**Exercise brief:**
All lines below are to be output exactly as they stand.

[Interface dataset entries]
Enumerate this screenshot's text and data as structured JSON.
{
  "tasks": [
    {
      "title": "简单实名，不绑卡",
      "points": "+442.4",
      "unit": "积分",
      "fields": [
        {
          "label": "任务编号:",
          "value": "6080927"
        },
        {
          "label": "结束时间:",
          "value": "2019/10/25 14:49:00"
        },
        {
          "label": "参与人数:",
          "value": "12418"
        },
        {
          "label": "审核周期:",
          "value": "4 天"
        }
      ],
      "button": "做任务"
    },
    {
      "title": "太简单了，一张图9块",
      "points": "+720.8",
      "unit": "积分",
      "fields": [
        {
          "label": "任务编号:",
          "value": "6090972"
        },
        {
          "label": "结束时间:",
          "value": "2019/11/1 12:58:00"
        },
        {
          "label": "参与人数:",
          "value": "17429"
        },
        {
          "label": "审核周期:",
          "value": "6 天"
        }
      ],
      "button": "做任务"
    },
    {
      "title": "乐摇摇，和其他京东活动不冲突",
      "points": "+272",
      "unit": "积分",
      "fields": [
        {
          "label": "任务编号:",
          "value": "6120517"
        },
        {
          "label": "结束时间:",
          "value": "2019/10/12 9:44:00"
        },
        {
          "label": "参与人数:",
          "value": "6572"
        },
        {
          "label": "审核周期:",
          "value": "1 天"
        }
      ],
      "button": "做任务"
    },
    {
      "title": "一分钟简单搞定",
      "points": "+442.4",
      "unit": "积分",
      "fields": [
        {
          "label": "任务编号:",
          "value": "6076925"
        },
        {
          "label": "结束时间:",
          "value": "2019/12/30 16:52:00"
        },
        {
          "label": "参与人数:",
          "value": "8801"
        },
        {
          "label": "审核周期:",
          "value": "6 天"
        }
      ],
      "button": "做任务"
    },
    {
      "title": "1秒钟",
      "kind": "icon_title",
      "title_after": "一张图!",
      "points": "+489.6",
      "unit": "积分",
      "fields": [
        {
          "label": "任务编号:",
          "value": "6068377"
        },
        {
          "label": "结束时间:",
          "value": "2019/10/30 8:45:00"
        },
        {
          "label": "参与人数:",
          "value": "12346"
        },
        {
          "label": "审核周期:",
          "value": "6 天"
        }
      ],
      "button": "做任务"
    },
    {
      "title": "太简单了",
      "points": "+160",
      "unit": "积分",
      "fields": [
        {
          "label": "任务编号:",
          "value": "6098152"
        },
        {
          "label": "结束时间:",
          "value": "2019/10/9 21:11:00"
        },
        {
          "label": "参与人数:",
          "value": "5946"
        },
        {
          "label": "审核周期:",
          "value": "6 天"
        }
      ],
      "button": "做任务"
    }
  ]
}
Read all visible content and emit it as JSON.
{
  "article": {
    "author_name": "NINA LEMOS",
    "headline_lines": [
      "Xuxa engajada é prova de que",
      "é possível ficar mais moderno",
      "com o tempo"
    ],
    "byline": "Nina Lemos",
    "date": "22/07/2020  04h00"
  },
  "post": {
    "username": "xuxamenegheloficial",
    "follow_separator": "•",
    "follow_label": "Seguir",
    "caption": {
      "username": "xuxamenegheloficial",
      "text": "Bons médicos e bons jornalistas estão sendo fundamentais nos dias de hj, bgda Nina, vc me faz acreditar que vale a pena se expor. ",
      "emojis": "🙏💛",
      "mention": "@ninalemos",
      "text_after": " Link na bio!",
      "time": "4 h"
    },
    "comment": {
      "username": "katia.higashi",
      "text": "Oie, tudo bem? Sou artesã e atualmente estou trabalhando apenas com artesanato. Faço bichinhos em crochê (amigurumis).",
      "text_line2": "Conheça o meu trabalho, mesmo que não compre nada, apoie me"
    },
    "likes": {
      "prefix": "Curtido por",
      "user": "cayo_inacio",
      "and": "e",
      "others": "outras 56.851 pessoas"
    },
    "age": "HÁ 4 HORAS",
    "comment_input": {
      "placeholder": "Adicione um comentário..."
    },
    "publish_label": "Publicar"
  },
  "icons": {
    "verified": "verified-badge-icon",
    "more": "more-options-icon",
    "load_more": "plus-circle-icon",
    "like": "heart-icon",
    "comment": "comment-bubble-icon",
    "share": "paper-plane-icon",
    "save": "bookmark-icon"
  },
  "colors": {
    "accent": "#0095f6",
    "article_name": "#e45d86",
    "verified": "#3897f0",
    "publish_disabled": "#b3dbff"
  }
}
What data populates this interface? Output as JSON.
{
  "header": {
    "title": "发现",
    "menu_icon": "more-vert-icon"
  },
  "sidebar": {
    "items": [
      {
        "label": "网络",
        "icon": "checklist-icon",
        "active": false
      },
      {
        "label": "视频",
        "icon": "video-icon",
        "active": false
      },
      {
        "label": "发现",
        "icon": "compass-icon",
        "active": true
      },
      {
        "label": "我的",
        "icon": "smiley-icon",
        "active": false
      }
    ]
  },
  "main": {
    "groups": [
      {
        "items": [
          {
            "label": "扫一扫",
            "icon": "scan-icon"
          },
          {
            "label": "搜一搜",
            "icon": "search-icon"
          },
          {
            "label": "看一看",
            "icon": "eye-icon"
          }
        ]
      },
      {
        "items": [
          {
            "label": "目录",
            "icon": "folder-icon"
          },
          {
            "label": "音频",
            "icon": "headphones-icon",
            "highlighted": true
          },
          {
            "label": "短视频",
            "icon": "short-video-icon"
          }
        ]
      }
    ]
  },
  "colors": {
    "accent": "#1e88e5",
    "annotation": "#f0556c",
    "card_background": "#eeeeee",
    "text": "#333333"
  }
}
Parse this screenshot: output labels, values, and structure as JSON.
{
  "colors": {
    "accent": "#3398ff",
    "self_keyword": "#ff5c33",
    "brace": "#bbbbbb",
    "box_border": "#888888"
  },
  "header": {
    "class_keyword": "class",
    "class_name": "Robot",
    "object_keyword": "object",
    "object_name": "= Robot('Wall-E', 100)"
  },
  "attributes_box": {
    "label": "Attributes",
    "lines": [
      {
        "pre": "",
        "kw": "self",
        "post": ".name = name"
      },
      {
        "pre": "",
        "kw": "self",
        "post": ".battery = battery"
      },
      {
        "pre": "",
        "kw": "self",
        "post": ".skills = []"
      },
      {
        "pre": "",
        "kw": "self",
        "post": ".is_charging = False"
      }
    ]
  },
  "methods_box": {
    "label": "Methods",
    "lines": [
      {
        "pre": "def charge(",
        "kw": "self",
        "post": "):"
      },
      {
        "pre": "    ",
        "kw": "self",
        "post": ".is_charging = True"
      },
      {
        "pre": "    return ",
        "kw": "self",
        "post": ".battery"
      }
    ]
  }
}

**Answer area:**
Enumerate this screenshot's text and data as structured JSON.
{
  "tasks": [
    {
      "title": "简单实名，不绑卡",
      "points": "+442.4",
      "unit": "积分",
      "fields": [
        {
          "label": "任务编号:",
          "value": "6080927"
        },
        {
          "label": "结束时间:",
          "value": "2019/10/25 14:49:00"
        },
        {
          "label": "参与人数:",
          "value": "12418"
        },
        {
          "label": "审核周期:",
          "value": "4 天"
        }
      ],
      "button": "做任务"
    },
    {
      "title": "太简单了，一张图9块",
      "points": "+720.8",
      "unit": "积分",
      "fields": [
        {
          "label": "任务编号:",
          "value": "6090972"
        },
        {
          "label": "结束时间:",
          "value": "2019/11/1 12:58:00"
        },
        {
          "label": "参与人数:",
          "value": "17429"
        },
        {
          "label": "审核周期:",
          "value": "6 天"
        }
      ],
      "button": "做任务"
    },
    {
      "title": "乐摇摇，和其他京东活动不冲突",
      "points": "+272",
      "unit": "积分",
      "fields": [
        {
          "label": "任务编号:",
          "value": "6120517"
        },
        {
          "label": "结束时间:",
          "value": "2019/10/12 9:44:00"
        },
        {
          "label": "参与人数:",
          "value": "6572"
        },
        {
          "label": "审核周期:",
          "value": "1 天"
        }
      ],
      "button": "做任务"
    },
    {
      "title": "一分钟简单搞定",
      "points": "+442.4",
      "unit": "积分",
      "fields": [
        {
          "label": "任务编号:",
          "value": "6076925"
        },
        {
          "label": "结束时间:",
          "value": "2019/12/30 16:52:00"
        },
        {
          "label": "参与人数:",
          "value": "8801"
        },
        {
          "label": "审核周期:",
          "value": "6 天"
        }
      ],
      "button": "做任务"
    },
    {
      "title": "1秒钟",
      "kind": "icon_title",
      "title_after": "一张图!",
      "points": "+489.6",
      "unit": "积分",
      "fields": [
        {
          "label": "任务编号:",
          "value": "6068377"
        },
        {
          "label": "结束时间:",
          "value": "2019/10/30 8:45:00"
        },
        {
          "label": "参与人数:",
          "value": "12346"
        },
        {
          "label": "审核周期:",
          "value": "6 天"
        }
      ],
      "button": "做任务"
    },
    {
      "title": "太简单了",
      "points": "+160",
      "unit": "积分",
      "fields": [
        {
          "label": "任务编号:",
          "value": "6098152"
        },
        {
          "label": "结束时间:",
          "value": "2019/10/9 21:11:00"
        },
        {
          "label": "参与人数:",
          "value": "5946"
        },
        {
          "label": "审核周期:",
          "value": "6 天"
        }
      ],
      "button": "做任务"
    }
  ]
}
Read all visible content and emit it as JSON.
{
  "article": {
    "author_name": "NINA LEMOS",
    "headline_lines": [
      "Xuxa engajada é prova de que",
      "é possível ficar mais moderno",
      "com o tempo"
    ],
    "byline": "Nina Lemos",
    "date": "22/07/2020  04h00"
  },
  "post": {
    "username": "xuxamenegheloficial",
    "follow_separator": "•",
    "follow_label": "Seguir",
    "caption": {
      "username": "xuxamenegheloficial",
      "text": "Bons médicos e bons jornalistas estão sendo fundamentais nos dias de hj, bgda Nina, vc me faz acreditar que vale a pena se expor. ",
      "emojis": "🙏💛",
      "mention": "@ninalemos",
      "text_after": " Link na bio!",
      "time": "4 h"
    },
    "comment": {
      "username": "katia.higashi",
      "text": "Oie, tudo bem? Sou artesã e atualmente estou trabalhando apenas com artesanato. Faço bichinhos em crochê (amigurumis).",
      "text_line2": "Conheça o meu trabalho, mesmo que não compre nada, apoie me"
    },
    "likes": {
      "prefix": "Curtido por",
      "user": "cayo_inacio",
      "and": "e",
      "others": "outras 56.851 pessoas"
    },
    "age": "HÁ 4 HORAS",
    "comment_input": {
      "placeholder": "Adicione um comentário..."
    },
    "publish_label": "Publicar"
  },
  "icons": {
    "verified": "verified-badge-icon",
    "more": "more-options-icon",
    "load_more": "plus-circle-icon",
    "like": "heart-icon",
    "comment": "comment-bubble-icon",
    "share": "paper-plane-icon",
    "save": "bookmark-icon"
  },
  "colors": {
    "accent": "#0095f6",
    "article_name": "#e45d86",
    "verified": "#3897f0",
    "publish_disabled": "#b3dbff"
  }
}
What data populates this interface? Output as JSON.
{
  "header": {
    "title": "发现",
    "menu_icon": "more-vert-icon"
  },
  "sidebar": {
    "items": [
      {
        "label": "网络",
        "icon": "checklist-icon",
        "active": false
      },
      {
        "label": "视频",
        "icon": "video-icon",
        "active": false
      },
      {
        "label": "发现",
        "icon": "compass-icon",
        "active": true
      },
      {
        "label": "我的",
        "icon": "smiley-icon",
        "active": false
      }
    ]
  },
  "main": {
    "groups": [
      {
        "items": [
          {
            "label": "扫一扫",
            "icon": "scan-icon"
          },
          {
            "label": "搜一搜",
            "icon": "search-icon"
          },
          {
            "label": "看一看",
            "icon": "eye-icon"
          }
        ]
      },
      {
        "items": [
          {
            "label": "目录",
            "icon": "folder-icon"
          },
          {
            "label": "音频",
            "icon": "headphones-icon",
            "highlighted": true
          },
          {
            "label": "短视频",
            "icon": "short-video-icon"
          }
        ]
      }
    ]
  },
  "colors": {
    "accent": "#1e88e5",
    "annotation": "#f0556c",
    "card_background": "#eeeeee",
    "text": "#333333"
  }
}
Parse this screenshot: output labels, values, and structure as JSON.
{
  "colors": {
    "accent": "#3398ff",
    "self_keyword": "#ff5c33",
    "brace": "#bbbbbb",
    "box_border": "#888888"
  },
  "header": {
    "class_keyword": "class",
    "class_name": "Robot",
    "object_keyword": "object",
    "object_name": "= Robot('Wall-E', 100)"
  },
  "attributes_box": {
    "label": "Attributes",
    "lines": [
      {
        "pre": "",
        "kw": "self",
        "post": ".name = name"
      },
      {
        "pre": "",
        "kw": "self",
        "post": ".battery = battery"
      },
      {
        "pre": "",
        "kw": "self",
        "post": ".skills = []"
      },
      {
        "pre": "",
        "kw": "self",
        "post": ".is_charging = False"
      }
    ]
  },
  "methods_box": {
    "label": "Methods",
    "lines": [
      {
        "pre": "def charge(",
        "kw": "self",
        "post": "):"
      },
      {
        "pre": "    ",
        "kw": "self",
        "post": ".is_charging = True"
      },
      {
        "pre": "    return ",
        "kw": "self",
        "post": ".battery"
      }
    ]
  }
}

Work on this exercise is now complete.